throwawaydanc3rrr t1_je9j0xq wrote

I am not "arguing" at least not on purpose.

the person that posted the "other universal services" that Americans receive (and it was a pretty good analogy) gave an opportunity to expand that analogy.

Just like every road cannot be patched because of limited resources in universal healthcare not every patient can be treated. This is not meant to be a statement of merit, merely one of fact.


throwawaydanc3rrr t1_je9hygo wrote

>That’s a matter of funding, there is no reason we couldn’t fund it enough to get rid of all waits.

Yes there is. A country only has so much money, and they have to decide how to spend it. Canada has a population of 39 million and it has as many MRI machines in the entire country as there are in the state of Tennessee with a population of 7 million.

Do you think that Canada would like to have as many MRI machines per capita as Tennessee? Sure they would! Why do they not? They cannot afford it.

Canadian healthcare does triage based on need, but they also triage based upon availability of resources. Hip replacements generally impact older people, and in some Canadian provinces the wait time for hip replacement is greater than 80 weeks.
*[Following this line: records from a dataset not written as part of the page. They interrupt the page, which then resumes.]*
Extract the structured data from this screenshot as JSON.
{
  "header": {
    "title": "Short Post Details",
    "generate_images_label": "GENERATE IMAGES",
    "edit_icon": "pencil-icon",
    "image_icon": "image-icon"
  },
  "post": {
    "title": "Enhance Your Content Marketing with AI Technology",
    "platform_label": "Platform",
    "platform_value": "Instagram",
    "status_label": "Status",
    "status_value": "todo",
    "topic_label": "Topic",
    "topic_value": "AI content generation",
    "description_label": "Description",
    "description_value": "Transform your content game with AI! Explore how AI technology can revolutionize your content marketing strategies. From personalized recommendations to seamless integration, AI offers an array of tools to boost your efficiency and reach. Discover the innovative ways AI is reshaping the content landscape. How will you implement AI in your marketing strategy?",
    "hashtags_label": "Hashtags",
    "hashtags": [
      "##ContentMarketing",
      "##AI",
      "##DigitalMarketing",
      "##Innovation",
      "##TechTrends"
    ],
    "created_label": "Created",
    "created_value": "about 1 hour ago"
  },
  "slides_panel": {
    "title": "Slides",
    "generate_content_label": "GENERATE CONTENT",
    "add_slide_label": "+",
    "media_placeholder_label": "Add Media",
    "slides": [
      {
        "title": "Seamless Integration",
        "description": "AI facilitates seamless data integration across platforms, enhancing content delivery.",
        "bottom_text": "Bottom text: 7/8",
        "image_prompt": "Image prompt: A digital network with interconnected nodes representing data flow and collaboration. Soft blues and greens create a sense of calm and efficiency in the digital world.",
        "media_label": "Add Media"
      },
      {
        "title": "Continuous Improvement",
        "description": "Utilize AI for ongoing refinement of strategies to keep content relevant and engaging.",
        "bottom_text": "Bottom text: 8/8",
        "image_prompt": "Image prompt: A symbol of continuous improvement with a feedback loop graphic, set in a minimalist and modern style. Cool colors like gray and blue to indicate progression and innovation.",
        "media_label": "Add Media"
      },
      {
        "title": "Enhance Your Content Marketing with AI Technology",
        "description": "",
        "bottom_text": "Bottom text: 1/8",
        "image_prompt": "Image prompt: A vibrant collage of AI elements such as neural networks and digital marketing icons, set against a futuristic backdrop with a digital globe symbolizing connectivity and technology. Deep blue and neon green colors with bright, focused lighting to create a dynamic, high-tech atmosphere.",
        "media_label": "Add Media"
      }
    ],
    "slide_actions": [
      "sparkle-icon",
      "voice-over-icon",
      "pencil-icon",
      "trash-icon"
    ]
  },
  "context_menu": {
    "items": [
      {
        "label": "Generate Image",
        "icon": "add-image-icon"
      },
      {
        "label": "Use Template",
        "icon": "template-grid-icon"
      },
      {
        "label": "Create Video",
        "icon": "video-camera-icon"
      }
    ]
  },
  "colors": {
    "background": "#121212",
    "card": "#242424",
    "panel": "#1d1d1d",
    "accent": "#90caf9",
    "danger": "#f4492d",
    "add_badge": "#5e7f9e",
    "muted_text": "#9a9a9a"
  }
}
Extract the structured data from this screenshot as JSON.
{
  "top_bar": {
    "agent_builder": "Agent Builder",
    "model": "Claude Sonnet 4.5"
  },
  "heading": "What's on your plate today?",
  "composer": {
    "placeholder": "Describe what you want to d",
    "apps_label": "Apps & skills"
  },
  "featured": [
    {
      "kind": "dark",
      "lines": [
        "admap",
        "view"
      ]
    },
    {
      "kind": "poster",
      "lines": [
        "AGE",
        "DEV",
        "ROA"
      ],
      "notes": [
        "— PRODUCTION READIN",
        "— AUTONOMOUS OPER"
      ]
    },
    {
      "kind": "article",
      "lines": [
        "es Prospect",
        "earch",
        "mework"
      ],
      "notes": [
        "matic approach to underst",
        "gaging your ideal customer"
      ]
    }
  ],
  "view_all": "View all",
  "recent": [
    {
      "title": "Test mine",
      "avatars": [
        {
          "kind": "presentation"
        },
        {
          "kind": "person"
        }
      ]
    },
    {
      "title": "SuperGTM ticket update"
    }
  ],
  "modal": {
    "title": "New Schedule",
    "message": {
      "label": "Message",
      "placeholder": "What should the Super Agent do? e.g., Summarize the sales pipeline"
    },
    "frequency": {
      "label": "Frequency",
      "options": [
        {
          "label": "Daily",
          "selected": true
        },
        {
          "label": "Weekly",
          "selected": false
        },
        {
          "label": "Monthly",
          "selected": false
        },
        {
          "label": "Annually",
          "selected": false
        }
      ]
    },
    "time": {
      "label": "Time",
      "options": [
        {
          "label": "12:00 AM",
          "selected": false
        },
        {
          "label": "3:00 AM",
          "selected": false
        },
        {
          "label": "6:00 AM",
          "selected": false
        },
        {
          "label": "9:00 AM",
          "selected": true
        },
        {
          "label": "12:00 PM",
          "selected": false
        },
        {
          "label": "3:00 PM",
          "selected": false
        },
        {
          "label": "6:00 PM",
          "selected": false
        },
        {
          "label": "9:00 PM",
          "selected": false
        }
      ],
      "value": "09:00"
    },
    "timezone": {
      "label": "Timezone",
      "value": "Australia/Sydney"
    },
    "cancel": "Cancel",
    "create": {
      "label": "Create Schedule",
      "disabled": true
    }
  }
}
Statistically speaking that means there are people dying before they can get the hip replacement.


throwawaydanc3rrr t1_je8cfhh wrote

First off, thank you for the reply.

Second off, I am not saying you are wrong.

But what I would like to point out is that without doing any deep searching I found three different news stories about Canada, Britain, and Ireland where there are prolonged wait times for diagnostic procedures, like MRIs. And diagnotic procedures are required to diagnose (or confirm diagnosis) so that treatment can be identified. Waiting three months for an MRI means you have to wait an extra three months before you get that knee operation.

"In March, the Saskatchewan Ministry of Health reported patients waited an average of 105 days for an MRI."

"Before the pandemic, Canadians were waiting an average of 89 days for MRI imaging, according to CAR’s 2022 pre-budget consultations report. This is far longer than the 30-day wait time recommended by the Canadian Wait Time Alliance, an organization focused on identifying the longest medically acceptable amount of time a patient should wait before receiving treatment.

Come 2022, the Conference Board of Canada estimates the average wait time for an MRI will rise to 133 days. "

"NHS patients are waiting more than three months for tests including MRIs, colonoscopies and heart scans, with overall waiting lists doubling in some parts of England."

"The average wait for a brain MRI through the public system is 126 days, the report points out, while private patients wait just six days."


throwawaydanc3rrr t1_je8a3et wrote

Ever notice that universal road maintenance still has lots of roads with potholes?

Well, the road maintenance crew cannot get to all of the roads, there is a limit to how many manhours of labor they have, and also of the necessary materials (asphalt, tar, etc.) and equipment they have available.

And just like they have to decide which roads get fixed and which ones have to wait, universal healthcare has this exact same issue.